Dataset excerpts:
◇ ◇ ◇ ◇ ◇ ◇ ◇

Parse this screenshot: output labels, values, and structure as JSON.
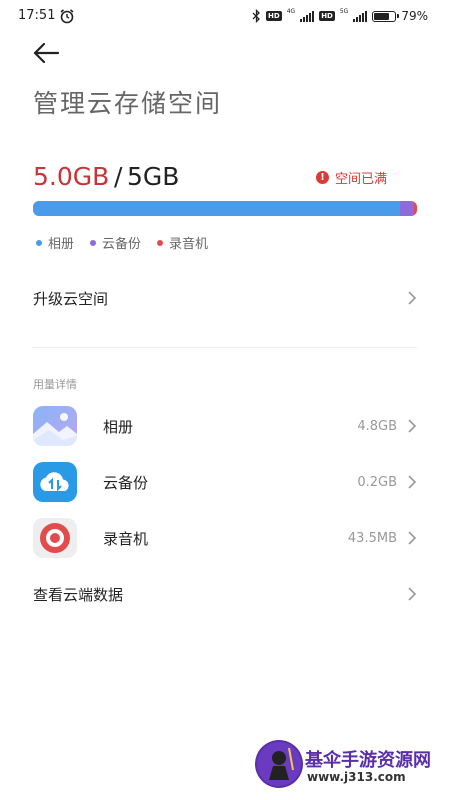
{
  "status_bar": {
    "time": "17:51",
    "hd_label": "HD",
    "net_4g": "4G",
    "net_5g": "5G",
    "battery_text": "79%",
    "battery_level": 0.79
  },
  "header": {
    "title": "管理云存储空间"
  },
  "storage": {
    "used": "5.0GB",
    "separator": "/",
    "total": "5GB",
    "warning": "空间已满",
    "segments": [
      {
        "name": "相册",
        "fraction": 0.955,
        "color": "#4a9bea"
      },
      {
        "name": "云备份",
        "fraction": 0.038,
        "color": "#8e6bd8"
      },
      {
        "name": "录音机",
        "fraction": 0.007,
        "color": "#e24b4b"
      }
    ],
    "legend": [
      {
        "label": "相册",
        "color": "#4a9bea"
      },
      {
        "label": "云备份",
        "color": "#8e6bd8"
      },
      {
        "label": "录音机",
        "color": "#e24b4b"
      }
    ]
  },
  "upgrade": {
    "label": "升级云空间"
  },
  "usage_details": {
    "header": "用量详情",
    "apps": [
      {
        "name": "相册",
        "size": "4.8GB",
        "icon": "album-icon"
      },
      {
        "name": "云备份",
        "size": "0.2GB",
        "icon": "cloud-backup-icon"
      },
      {
        "name": "录音机",
        "size": "43.5MB",
        "icon": "recorder-icon"
      }
    ]
  },
  "cloud_data": {
    "label": "查看云端数据"
  },
  "watermark": {
    "title": "基伞手游资源网",
    "url": "www.j313.com"
  },
  "colors": {
    "accent_red": "#c8343a",
    "album_blue": "#4a9bea",
    "backup_purple": "#8e6bd8",
    "recorder_red": "#e24b4b"
  }
}
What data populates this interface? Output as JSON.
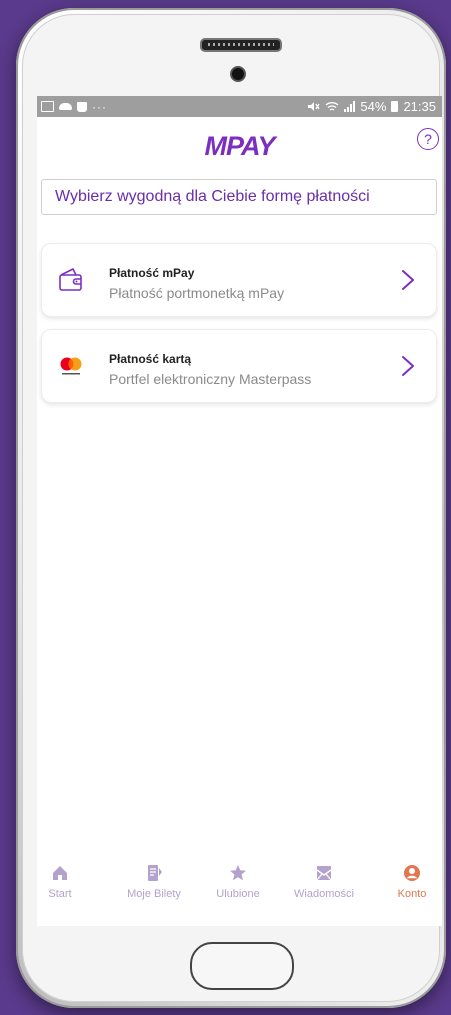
{
  "status_bar": {
    "left_icons": [
      "gallery-icon",
      "cloud-icon",
      "bag-icon"
    ],
    "more": "···",
    "battery": "54%",
    "time": "21:35"
  },
  "app": {
    "logo": "MPAY",
    "help": "?"
  },
  "heading": "Wybierz wygodną dla Ciebie formę płatności",
  "options": [
    {
      "title": "Płatność mPay",
      "subtitle": "Płatność portmonetką mPay",
      "icon": "wallet-icon"
    },
    {
      "title": "Płatność kartą",
      "subtitle": "Portfel elektroniczny Masterpass",
      "icon": "masterpass-icon"
    }
  ],
  "nav": [
    {
      "label": "Start",
      "icon": "home-icon"
    },
    {
      "label": "Moje Bilety",
      "icon": "tickets-icon"
    },
    {
      "label": "Ulubione",
      "icon": "star-icon"
    },
    {
      "label": "Wiadomości",
      "icon": "mail-icon"
    },
    {
      "label": "Konto",
      "icon": "user-icon"
    }
  ],
  "colors": {
    "accent": "#7b2fbf",
    "nav_inactive": "#b3a2cc",
    "nav_active": "#e0774f",
    "background": "#5a3a8c"
  }
}
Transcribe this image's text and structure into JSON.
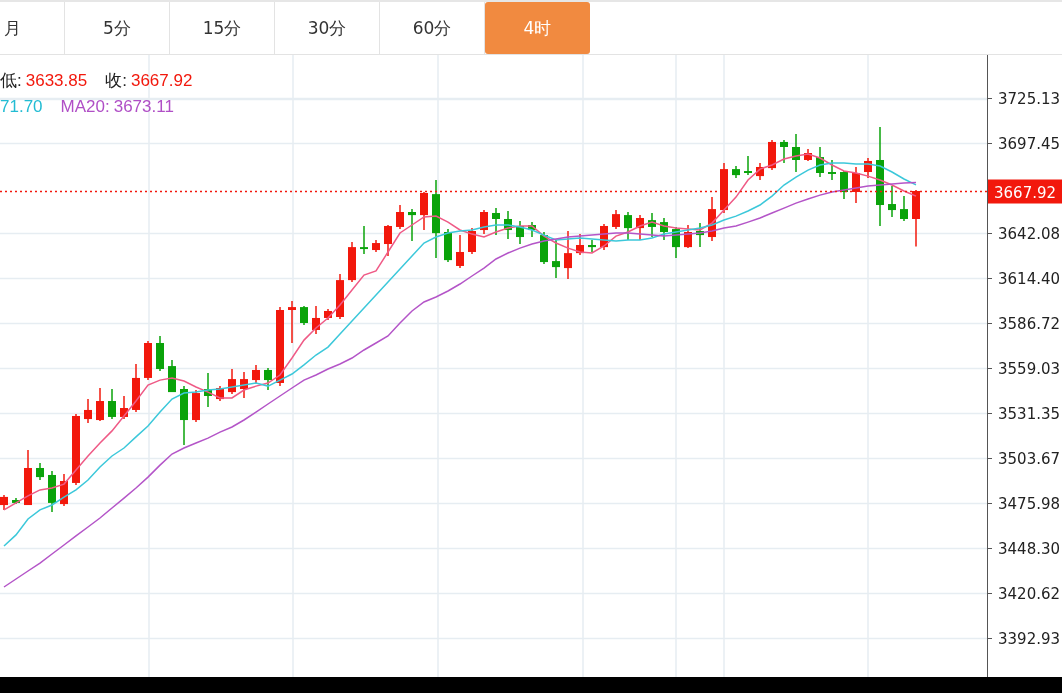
{
  "tabs": [
    {
      "label": "月",
      "selected": false
    },
    {
      "label": "5分",
      "selected": false
    },
    {
      "label": "15分",
      "selected": false
    },
    {
      "label": "30分",
      "selected": false
    },
    {
      "label": "60分",
      "selected": false
    },
    {
      "label": "4时",
      "selected": true
    }
  ],
  "legend": [
    [
      {
        "label": "低:",
        "value": "3633.85",
        "color": "#f2180c"
      },
      {
        "label": "收:",
        "value": "3667.92",
        "color": "#f2180c"
      }
    ],
    [
      {
        "value": "71.70",
        "color": "#22bcd3"
      },
      {
        "label": "MA20:",
        "value": "3673.11",
        "color": "#b04fc6"
      }
    ]
  ],
  "chart_data": {
    "type": "candlestick",
    "grid": true,
    "ylim": [
      3368.9,
      3751.6
    ],
    "yticks": [
      {
        "value": 3725.13,
        "label": "3725.13"
      },
      {
        "value": 3697.45,
        "label": "3697.45"
      },
      {
        "value": 3642.08,
        "label": "3642.08"
      },
      {
        "value": 3614.4,
        "label": "3614.40"
      },
      {
        "value": 3586.72,
        "label": "3586.72"
      },
      {
        "value": 3559.03,
        "label": "3559.03"
      },
      {
        "value": 3531.35,
        "label": "3531.35"
      },
      {
        "value": 3503.67,
        "label": "3503.67"
      },
      {
        "value": 3475.98,
        "label": "3475.98"
      },
      {
        "value": 3448.3,
        "label": "3448.30"
      },
      {
        "value": 3420.62,
        "label": "3420.62"
      },
      {
        "value": 3392.93,
        "label": "3392.93"
      }
    ],
    "ref_lines": [
      {
        "axis": "y",
        "value": 3667.92,
        "label": "3667.92",
        "color": "#f2180c"
      }
    ],
    "series": [
      {
        "type": "line",
        "color": "#ef5a86",
        "values": [
          3471.7,
          3476.0,
          3480.3,
          3484.0,
          3485.2,
          3487.6,
          3496.3,
          3504.9,
          3512.9,
          3520.3,
          3529.5,
          3538.7,
          3548.5,
          3551.6,
          3552.9,
          3551.0,
          3547.3,
          3544.2,
          3540.6,
          3540.6,
          3545.5,
          3547.9,
          3549.8,
          3554.7,
          3565.2,
          3576.2,
          3583.6,
          3589.8,
          3597.8,
          3607.0,
          3616.2,
          3618.7,
          3630.4,
          3642.1,
          3647.0,
          3651.9,
          3652.5,
          3648.8,
          3643.9,
          3641.4,
          3639.6,
          3642.7,
          3645.1,
          3646.4,
          3646.4,
          3640.2,
          3635.9,
          3632.8,
          3630.4,
          3629.8,
          3634.1,
          3640.2,
          3642.7,
          3646.4,
          3648.8,
          3646.4,
          3645.1,
          3644.5,
          3643.9,
          3648.2,
          3656.2,
          3664.2,
          3674.7,
          3681.4,
          3683.9,
          3687.6,
          3689.4,
          3690.7,
          3688.2,
          3683.9,
          3680.2,
          3679.0,
          3677.1,
          3674.7,
          3671.6,
          3667.9,
          3664.8
        ]
      },
      {
        "type": "line",
        "color": "#3cc8da",
        "values": [
          3449.5,
          3456.3,
          3466.1,
          3471.7,
          3474.7,
          3479.6,
          3484.0,
          3490.1,
          3498.1,
          3504.9,
          3509.8,
          3516.6,
          3523.3,
          3531.9,
          3539.9,
          3543.6,
          3544.2,
          3545.5,
          3546.1,
          3547.3,
          3548.5,
          3549.8,
          3547.9,
          3551.6,
          3555.3,
          3560.9,
          3567.0,
          3571.9,
          3579.9,
          3587.9,
          3595.9,
          3603.9,
          3611.9,
          3619.9,
          3627.9,
          3635.9,
          3639.6,
          3642.1,
          3643.3,
          3643.9,
          3645.7,
          3647.0,
          3647.0,
          3645.7,
          3643.9,
          3640.8,
          3637.8,
          3638.4,
          3639.0,
          3638.4,
          3637.8,
          3637.1,
          3637.8,
          3637.8,
          3639.0,
          3641.4,
          3642.7,
          3643.9,
          3645.1,
          3647.0,
          3650.1,
          3652.5,
          3655.6,
          3659.3,
          3664.8,
          3671.6,
          3676.5,
          3680.8,
          3683.9,
          3685.1,
          3685.1,
          3684.5,
          3684.5,
          3683.3,
          3679.6,
          3675.3,
          3671.7
        ]
      },
      {
        "type": "line",
        "color": "#b455c8",
        "values": [
          3424.3,
          3429.2,
          3434.1,
          3439.0,
          3444.6,
          3450.1,
          3455.7,
          3461.2,
          3466.7,
          3472.9,
          3479.0,
          3485.2,
          3491.9,
          3499.3,
          3506.1,
          3509.8,
          3512.9,
          3515.9,
          3519.6,
          3522.7,
          3527.0,
          3531.9,
          3536.9,
          3541.8,
          3546.7,
          3551.6,
          3554.7,
          3558.4,
          3561.5,
          3565.2,
          3570.1,
          3574.4,
          3578.7,
          3586.7,
          3594.1,
          3599.6,
          3602.7,
          3606.4,
          3610.7,
          3615.6,
          3620.5,
          3626.1,
          3629.8,
          3632.8,
          3635.3,
          3637.1,
          3638.4,
          3639.6,
          3640.2,
          3640.8,
          3641.4,
          3642.1,
          3642.1,
          3641.4,
          3640.8,
          3640.2,
          3640.8,
          3641.4,
          3642.1,
          3643.3,
          3645.1,
          3646.4,
          3648.8,
          3651.3,
          3654.4,
          3657.4,
          3660.5,
          3663.0,
          3665.4,
          3667.3,
          3668.5,
          3669.7,
          3671.0,
          3671.6,
          3672.2,
          3672.8,
          3673.1
        ]
      }
    ],
    "ohlc": [
      [
        3474.7,
        3480.9,
        3471.6,
        3479.7
      ],
      [
        3477.8,
        3479.0,
        3475.3,
        3476.0
      ],
      [
        3474.7,
        3508.6,
        3474.7,
        3497.5
      ],
      [
        3497.5,
        3500.6,
        3490.1,
        3491.9
      ],
      [
        3493.2,
        3495.6,
        3470.4,
        3476.0
      ],
      [
        3475.3,
        3493.8,
        3474.1,
        3489.5
      ],
      [
        3488.3,
        3530.7,
        3487.1,
        3529.5
      ],
      [
        3527.6,
        3539.9,
        3525.2,
        3533.2
      ],
      [
        3527.0,
        3546.7,
        3526.4,
        3538.7
      ],
      [
        3538.7,
        3546.1,
        3527.6,
        3528.9
      ],
      [
        3528.9,
        3541.8,
        3527.6,
        3534.4
      ],
      [
        3533.2,
        3561.5,
        3531.9,
        3552.9
      ],
      [
        3552.9,
        3575.6,
        3551.6,
        3574.4
      ],
      [
        3574.4,
        3578.7,
        3557.2,
        3558.4
      ],
      [
        3560.2,
        3563.9,
        3544.2,
        3544.2
      ],
      [
        3546.1,
        3547.9,
        3511.6,
        3527.0
      ],
      [
        3527.0,
        3545.5,
        3525.8,
        3543.6
      ],
      [
        3546.1,
        3555.9,
        3535.0,
        3541.8
      ],
      [
        3539.9,
        3547.9,
        3538.7,
        3546.7
      ],
      [
        3544.2,
        3558.4,
        3543.0,
        3552.2
      ],
      [
        3546.1,
        3556.6,
        3540.5,
        3552.2
      ],
      [
        3551.6,
        3560.8,
        3549.8,
        3557.8
      ],
      [
        3557.8,
        3559.0,
        3545.5,
        3551.6
      ],
      [
        3549.8,
        3596.5,
        3547.9,
        3594.7
      ],
      [
        3594.7,
        3600.2,
        3574.4,
        3596.5
      ],
      [
        3596.5,
        3597.2,
        3585.5,
        3586.7
      ],
      [
        3582.4,
        3597.2,
        3579.9,
        3589.8
      ],
      [
        3589.8,
        3595.3,
        3588.5,
        3594.1
      ],
      [
        3590.4,
        3616.8,
        3589.2,
        3613.1
      ],
      [
        3613.1,
        3636.5,
        3611.9,
        3633.4
      ],
      [
        3633.4,
        3646.4,
        3629.1,
        3632.2
      ],
      [
        3631.6,
        3637.7,
        3630.4,
        3635.9
      ],
      [
        3635.3,
        3647.0,
        3627.9,
        3646.4
      ],
      [
        3645.8,
        3659.3,
        3644.5,
        3655.0
      ],
      [
        3655.0,
        3656.8,
        3637.1,
        3653.1
      ],
      [
        3653.1,
        3667.3,
        3643.9,
        3666.7
      ],
      [
        3666.0,
        3674.7,
        3626.7,
        3642.0
      ],
      [
        3642.7,
        3644.5,
        3624.2,
        3625.4
      ],
      [
        3621.8,
        3640.8,
        3620.5,
        3630.4
      ],
      [
        3630.4,
        3645.1,
        3629.1,
        3643.3
      ],
      [
        3643.9,
        3656.2,
        3641.4,
        3655.0
      ],
      [
        3654.4,
        3657.4,
        3640.8,
        3650.7
      ],
      [
        3650.7,
        3655.6,
        3638.4,
        3643.9
      ],
      [
        3646.4,
        3649.4,
        3635.3,
        3639.6
      ],
      [
        3647.0,
        3648.8,
        3639.6,
        3643.9
      ],
      [
        3640.8,
        3642.7,
        3623.0,
        3624.2
      ],
      [
        3624.8,
        3637.7,
        3614.4,
        3621.1
      ],
      [
        3620.5,
        3643.3,
        3613.8,
        3629.7
      ],
      [
        3629.7,
        3641.4,
        3628.5,
        3634.7
      ],
      [
        3634.7,
        3637.7,
        3630.4,
        3633.4
      ],
      [
        3633.4,
        3647.6,
        3631.6,
        3646.4
      ],
      [
        3645.8,
        3656.2,
        3644.5,
        3653.7
      ],
      [
        3653.1,
        3655.0,
        3637.7,
        3645.1
      ],
      [
        3645.1,
        3653.1,
        3637.7,
        3651.3
      ],
      [
        3650.0,
        3654.4,
        3639.6,
        3645.8
      ],
      [
        3648.8,
        3651.3,
        3637.8,
        3642.7
      ],
      [
        3644.5,
        3645.8,
        3626.7,
        3633.4
      ],
      [
        3633.4,
        3647.0,
        3632.8,
        3642.7
      ],
      [
        3643.3,
        3648.2,
        3633.4,
        3640.8
      ],
      [
        3639.6,
        3664.2,
        3637.1,
        3656.8
      ],
      [
        3656.2,
        3685.1,
        3654.4,
        3681.4
      ],
      [
        3681.4,
        3683.3,
        3675.9,
        3677.7
      ],
      [
        3680.2,
        3689.4,
        3677.7,
        3679.0
      ],
      [
        3677.1,
        3685.1,
        3674.7,
        3682.7
      ],
      [
        3682.0,
        3699.3,
        3680.8,
        3698.1
      ],
      [
        3698.1,
        3699.3,
        3685.1,
        3695.0
      ],
      [
        3695.0,
        3703.0,
        3679.6,
        3687.0
      ],
      [
        3687.0,
        3693.7,
        3686.4,
        3691.3
      ],
      [
        3688.8,
        3695.0,
        3676.5,
        3679.0
      ],
      [
        3679.6,
        3687.0,
        3674.7,
        3678.4
      ],
      [
        3679.6,
        3680.2,
        3663.0,
        3667.3
      ],
      [
        3667.3,
        3682.7,
        3660.5,
        3679.0
      ],
      [
        3679.6,
        3688.2,
        3675.9,
        3686.4
      ],
      [
        3687.0,
        3707.3,
        3646.4,
        3659.3
      ],
      [
        3659.9,
        3671.0,
        3651.9,
        3656.2
      ],
      [
        3656.8,
        3664.8,
        3649.4,
        3650.7
      ],
      [
        3650.7,
        3668.5,
        3633.85,
        3667.92
      ]
    ]
  }
}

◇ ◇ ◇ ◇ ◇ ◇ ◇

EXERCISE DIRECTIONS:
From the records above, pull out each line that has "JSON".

RESULT OF THE EXERCISE:
Parse this screenshot: output labels, values, and structure as JSON.
What data populates this interface? Output as JSON.
Transcribe this image's text and structure into JSON.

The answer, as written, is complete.